---------- RECORDED DATA

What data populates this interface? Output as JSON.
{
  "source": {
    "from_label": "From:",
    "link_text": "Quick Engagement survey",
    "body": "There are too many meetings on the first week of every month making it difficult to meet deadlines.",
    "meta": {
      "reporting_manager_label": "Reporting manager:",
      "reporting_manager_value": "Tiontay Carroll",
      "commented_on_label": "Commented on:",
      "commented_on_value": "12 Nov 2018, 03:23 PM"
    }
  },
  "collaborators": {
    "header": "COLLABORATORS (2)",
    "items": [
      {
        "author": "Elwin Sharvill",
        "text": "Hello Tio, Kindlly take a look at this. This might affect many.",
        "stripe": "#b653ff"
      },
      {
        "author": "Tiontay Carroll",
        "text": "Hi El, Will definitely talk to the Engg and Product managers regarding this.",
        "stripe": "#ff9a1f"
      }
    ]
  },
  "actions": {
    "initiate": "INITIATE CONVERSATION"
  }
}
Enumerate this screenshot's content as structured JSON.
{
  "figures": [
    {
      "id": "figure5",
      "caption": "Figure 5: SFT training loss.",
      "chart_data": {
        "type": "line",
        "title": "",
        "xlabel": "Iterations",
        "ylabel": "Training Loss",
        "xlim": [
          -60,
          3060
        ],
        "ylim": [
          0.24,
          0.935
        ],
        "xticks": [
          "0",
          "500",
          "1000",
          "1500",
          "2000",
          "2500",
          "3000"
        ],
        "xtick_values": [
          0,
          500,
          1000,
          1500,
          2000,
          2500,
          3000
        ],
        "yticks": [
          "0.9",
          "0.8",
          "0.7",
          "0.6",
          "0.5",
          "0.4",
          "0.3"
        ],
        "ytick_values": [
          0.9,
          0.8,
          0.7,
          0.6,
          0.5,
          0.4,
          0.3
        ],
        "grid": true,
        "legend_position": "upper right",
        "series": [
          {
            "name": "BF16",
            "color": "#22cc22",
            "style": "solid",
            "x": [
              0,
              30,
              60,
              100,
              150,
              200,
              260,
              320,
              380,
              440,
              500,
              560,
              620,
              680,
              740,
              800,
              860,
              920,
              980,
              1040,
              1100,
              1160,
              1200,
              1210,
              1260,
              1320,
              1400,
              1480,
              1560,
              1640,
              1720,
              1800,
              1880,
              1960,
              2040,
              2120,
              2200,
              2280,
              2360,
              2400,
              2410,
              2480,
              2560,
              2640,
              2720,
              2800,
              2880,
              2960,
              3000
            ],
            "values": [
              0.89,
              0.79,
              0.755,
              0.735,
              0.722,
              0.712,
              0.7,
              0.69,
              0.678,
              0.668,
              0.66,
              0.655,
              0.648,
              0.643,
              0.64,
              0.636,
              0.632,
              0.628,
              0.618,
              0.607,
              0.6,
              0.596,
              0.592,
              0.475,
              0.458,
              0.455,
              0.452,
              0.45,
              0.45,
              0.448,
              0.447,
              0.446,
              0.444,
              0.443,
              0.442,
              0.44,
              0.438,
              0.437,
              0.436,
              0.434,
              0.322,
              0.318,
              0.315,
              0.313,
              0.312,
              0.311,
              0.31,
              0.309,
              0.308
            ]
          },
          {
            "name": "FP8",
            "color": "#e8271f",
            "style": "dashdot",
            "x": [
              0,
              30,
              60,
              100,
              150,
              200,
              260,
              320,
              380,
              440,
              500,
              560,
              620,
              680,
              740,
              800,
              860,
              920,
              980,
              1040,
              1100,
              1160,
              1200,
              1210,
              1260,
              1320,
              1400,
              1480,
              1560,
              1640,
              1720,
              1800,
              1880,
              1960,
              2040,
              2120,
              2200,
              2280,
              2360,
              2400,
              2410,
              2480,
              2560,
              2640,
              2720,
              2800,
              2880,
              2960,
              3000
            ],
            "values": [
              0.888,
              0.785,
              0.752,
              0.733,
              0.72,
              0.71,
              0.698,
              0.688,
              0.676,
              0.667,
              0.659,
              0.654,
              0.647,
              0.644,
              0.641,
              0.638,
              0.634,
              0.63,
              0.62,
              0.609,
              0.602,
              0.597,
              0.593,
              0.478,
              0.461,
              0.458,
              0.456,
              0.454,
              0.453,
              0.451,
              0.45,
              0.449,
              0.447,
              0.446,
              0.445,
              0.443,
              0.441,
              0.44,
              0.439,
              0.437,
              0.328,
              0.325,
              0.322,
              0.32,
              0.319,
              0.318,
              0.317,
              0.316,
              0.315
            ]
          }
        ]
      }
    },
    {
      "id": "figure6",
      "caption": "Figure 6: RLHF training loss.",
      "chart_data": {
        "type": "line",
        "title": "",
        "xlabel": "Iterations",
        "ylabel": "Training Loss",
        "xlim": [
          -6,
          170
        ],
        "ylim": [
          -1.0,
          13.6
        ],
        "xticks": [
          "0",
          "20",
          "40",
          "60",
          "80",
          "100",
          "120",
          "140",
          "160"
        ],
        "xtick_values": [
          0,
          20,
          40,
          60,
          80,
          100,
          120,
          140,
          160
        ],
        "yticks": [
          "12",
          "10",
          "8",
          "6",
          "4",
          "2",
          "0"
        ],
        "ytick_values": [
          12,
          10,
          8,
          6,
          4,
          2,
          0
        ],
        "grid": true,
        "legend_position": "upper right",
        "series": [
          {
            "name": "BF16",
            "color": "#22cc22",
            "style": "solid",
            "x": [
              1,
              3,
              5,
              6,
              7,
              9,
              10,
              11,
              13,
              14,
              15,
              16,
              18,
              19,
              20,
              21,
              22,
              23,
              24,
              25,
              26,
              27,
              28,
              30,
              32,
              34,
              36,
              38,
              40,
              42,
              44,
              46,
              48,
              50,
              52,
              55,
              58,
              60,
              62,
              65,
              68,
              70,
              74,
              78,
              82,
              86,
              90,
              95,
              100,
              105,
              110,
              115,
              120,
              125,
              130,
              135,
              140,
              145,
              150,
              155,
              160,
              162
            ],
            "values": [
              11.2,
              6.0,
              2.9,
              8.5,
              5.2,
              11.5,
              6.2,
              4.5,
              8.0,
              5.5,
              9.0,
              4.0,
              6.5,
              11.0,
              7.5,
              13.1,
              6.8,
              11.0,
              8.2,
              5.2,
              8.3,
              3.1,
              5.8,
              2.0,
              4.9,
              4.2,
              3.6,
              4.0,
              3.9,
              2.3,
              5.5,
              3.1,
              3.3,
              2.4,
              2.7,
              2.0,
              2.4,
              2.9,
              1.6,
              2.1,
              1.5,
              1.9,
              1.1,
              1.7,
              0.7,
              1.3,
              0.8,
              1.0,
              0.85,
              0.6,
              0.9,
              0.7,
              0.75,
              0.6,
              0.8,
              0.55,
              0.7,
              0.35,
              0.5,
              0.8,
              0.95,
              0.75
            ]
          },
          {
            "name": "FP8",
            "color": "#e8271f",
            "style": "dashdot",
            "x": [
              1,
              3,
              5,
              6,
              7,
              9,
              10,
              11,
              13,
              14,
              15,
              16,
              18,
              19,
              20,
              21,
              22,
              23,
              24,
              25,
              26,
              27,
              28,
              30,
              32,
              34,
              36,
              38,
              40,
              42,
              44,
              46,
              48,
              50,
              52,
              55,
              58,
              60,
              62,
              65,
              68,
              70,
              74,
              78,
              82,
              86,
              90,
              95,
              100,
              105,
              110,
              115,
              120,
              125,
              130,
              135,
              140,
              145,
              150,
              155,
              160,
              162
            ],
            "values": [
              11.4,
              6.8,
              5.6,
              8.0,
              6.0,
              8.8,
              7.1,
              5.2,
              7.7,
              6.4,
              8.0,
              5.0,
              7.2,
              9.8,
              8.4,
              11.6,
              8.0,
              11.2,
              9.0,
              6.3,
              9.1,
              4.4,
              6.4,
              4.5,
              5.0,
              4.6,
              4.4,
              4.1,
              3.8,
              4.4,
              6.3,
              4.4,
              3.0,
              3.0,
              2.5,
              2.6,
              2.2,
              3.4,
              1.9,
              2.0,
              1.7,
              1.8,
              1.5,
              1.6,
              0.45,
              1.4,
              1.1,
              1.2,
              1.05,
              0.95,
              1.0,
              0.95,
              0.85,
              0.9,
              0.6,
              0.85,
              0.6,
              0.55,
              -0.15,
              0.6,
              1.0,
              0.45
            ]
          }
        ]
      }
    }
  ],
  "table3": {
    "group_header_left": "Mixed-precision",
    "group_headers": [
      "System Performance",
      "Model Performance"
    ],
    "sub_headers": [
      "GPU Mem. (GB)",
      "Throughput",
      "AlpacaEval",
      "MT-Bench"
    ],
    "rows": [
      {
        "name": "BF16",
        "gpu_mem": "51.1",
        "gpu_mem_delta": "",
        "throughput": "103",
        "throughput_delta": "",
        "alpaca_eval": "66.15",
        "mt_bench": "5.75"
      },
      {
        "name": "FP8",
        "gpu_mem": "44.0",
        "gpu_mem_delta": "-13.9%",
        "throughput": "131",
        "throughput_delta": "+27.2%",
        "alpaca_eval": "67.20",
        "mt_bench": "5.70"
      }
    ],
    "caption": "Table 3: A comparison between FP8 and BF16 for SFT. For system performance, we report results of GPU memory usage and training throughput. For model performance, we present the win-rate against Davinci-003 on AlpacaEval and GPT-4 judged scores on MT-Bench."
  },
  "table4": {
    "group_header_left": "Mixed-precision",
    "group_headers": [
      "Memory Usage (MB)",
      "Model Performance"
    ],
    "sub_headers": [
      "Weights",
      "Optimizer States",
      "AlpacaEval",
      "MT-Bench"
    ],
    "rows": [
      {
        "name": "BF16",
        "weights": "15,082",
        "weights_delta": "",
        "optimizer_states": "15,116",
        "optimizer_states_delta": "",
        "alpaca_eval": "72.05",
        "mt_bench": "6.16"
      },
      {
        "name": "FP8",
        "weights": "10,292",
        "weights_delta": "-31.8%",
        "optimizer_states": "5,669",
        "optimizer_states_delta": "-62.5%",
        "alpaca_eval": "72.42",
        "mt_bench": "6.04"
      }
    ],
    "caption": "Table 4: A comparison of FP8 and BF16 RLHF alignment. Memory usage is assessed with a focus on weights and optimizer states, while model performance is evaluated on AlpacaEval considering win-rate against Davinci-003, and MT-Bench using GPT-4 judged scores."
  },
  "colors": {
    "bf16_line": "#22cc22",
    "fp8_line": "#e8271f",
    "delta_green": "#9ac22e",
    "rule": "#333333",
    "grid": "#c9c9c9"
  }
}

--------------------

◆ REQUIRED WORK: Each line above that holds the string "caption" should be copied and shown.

◆ SOLUTION FOR THIS EXERCISE:
      "caption": "Figure 5: SFT training loss.",
      "caption": "Figure 6: RLHF training loss.",
    "caption": "Table 3: A comparison between FP8 and BF16 for SFT. For system performance, we report results of GPU memory usage and training throughput. For model performance, we present the win-rate against Davinci-003 on AlpacaEval and GPT-4 judged scores on MT-Bench."
    "caption": "Table 4: A comparison of FP8 and BF16 RLHF alignment. Memory usage is assessed with a focus on weights and optimizer states, while model performance is evaluated on AlpacaEval considering win-rate against Davinci-003, and MT-Bench using GPT-4 judged scores."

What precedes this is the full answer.